COVID-19 has laid bare many of the problems with the global food system. Even in ordinary times, migrant farmworkers live and work in overcrowded and dangerous conditions. COVID-19 has ravaged many farmworker communities. Even as states closed their borders to halt the spread of the virus, they found ways to allow farmworkers to migrate. In circumstances where undocumented workers were promised regularization, the measures introduced have been inadequate.
This webinar brings together farmworker advocates who have been organising and working alongside farmworkers in Canada, Italy, Spain, United Kingdom and the United States. In these countries, while farm work has been deemed ‘essential’, the lives of farmworkers have been treated as disposable; states and private companies have done very little to ensure the health and safety of these workers. In fact, there are reports that some farmworkers have been asked to waive their rights in case they contract the virus.

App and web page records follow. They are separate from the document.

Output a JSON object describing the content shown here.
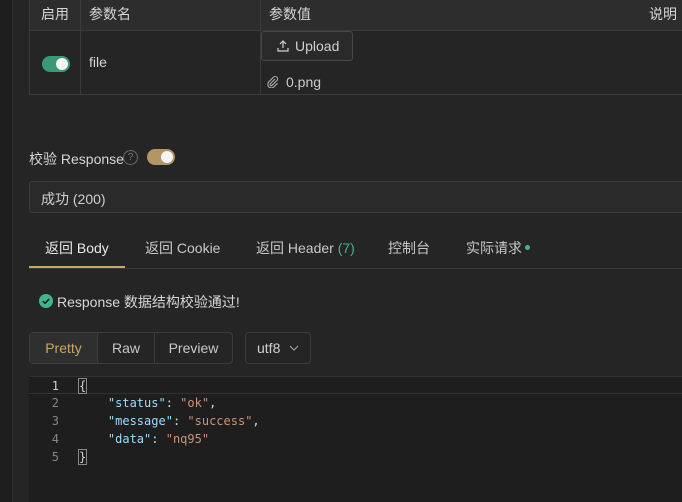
{
  "params": {
    "headers": [
      "启用",
      "参数名",
      "参数值",
      "说明"
    ],
    "row": {
      "enabled": true,
      "name": "file",
      "upload_label": "Upload",
      "file_name": "0.png"
    }
  },
  "validate": {
    "label": "校验 Response",
    "help_glyph": "?",
    "enabled": true
  },
  "response_select": {
    "value": "成功 (200)"
  },
  "tabs": [
    {
      "label": "返回 Body",
      "active": true
    },
    {
      "label": "返回 Cookie"
    },
    {
      "label": "返回 Header",
      "count": "(7)"
    },
    {
      "label": "控制台"
    },
    {
      "label": "实际请求",
      "dot": true
    }
  ],
  "validation_message": "Response 数据结构校验通过!",
  "view_modes": [
    "Pretty",
    "Raw",
    "Preview"
  ],
  "selected_view_mode": "Pretty",
  "encoding": "utf8",
  "code": {
    "line_numbers": [
      "1",
      "2",
      "3",
      "4",
      "5"
    ],
    "lines": [
      {
        "parts": [
          {
            "t": "{",
            "c": "brace"
          }
        ]
      },
      {
        "parts": [
          {
            "t": "    "
          },
          {
            "t": "\"status\"",
            "c": "k"
          },
          {
            "t": ": "
          },
          {
            "t": "\"ok\"",
            "c": "s"
          },
          {
            "t": ","
          }
        ]
      },
      {
        "parts": [
          {
            "t": "    "
          },
          {
            "t": "\"message\"",
            "c": "k"
          },
          {
            "t": ": "
          },
          {
            "t": "\"success\"",
            "c": "s"
          },
          {
            "t": ","
          }
        ]
      },
      {
        "parts": [
          {
            "t": "    "
          },
          {
            "t": "\"data\"",
            "c": "k"
          },
          {
            "t": ": "
          },
          {
            "t": "\"nq95\"",
            "c": "s"
          }
        ]
      },
      {
        "parts": [
          {
            "t": "}",
            "c": "brace"
          }
        ]
      }
    ]
  },
  "colors": {
    "background": "#252526",
    "accent_gold": "#c9a66b",
    "toggle_green": "#3a9a76",
    "toggle_gold": "#b39664",
    "success_green": "#3fb68b",
    "code_key": "#9cdcfe",
    "code_string": "#ce9178"
  }
}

By sharing the experiences of farmworkers and organisers in a number of important national contexts, we hope to highlight the non-exceptional nature of what happened during the COVID-19 pandemic and to spark a conversation about the local and international strategies that could be adopted to challenge the political, legal and economic structures that result in farmworkers’ subordination.
Josei Barra Bastida, Comisiones Obreras Region de Murcia (Spain)
Bridget Henderson, UNITE (UK)
Alagie Jinkang, Ikenga and University of Palermo (Italy)
Marley Monacello and Gerardo Reyes Chavez, Coalition of Immokalee Workers (USA)
Vasanthi Venkatesh, Justicia/University of Windsor (Canada)
Brid Brennan, Transnational Institute
Manoj Dias-Abey, University of Bristol
Tomaso Ferrando, University of Antwerp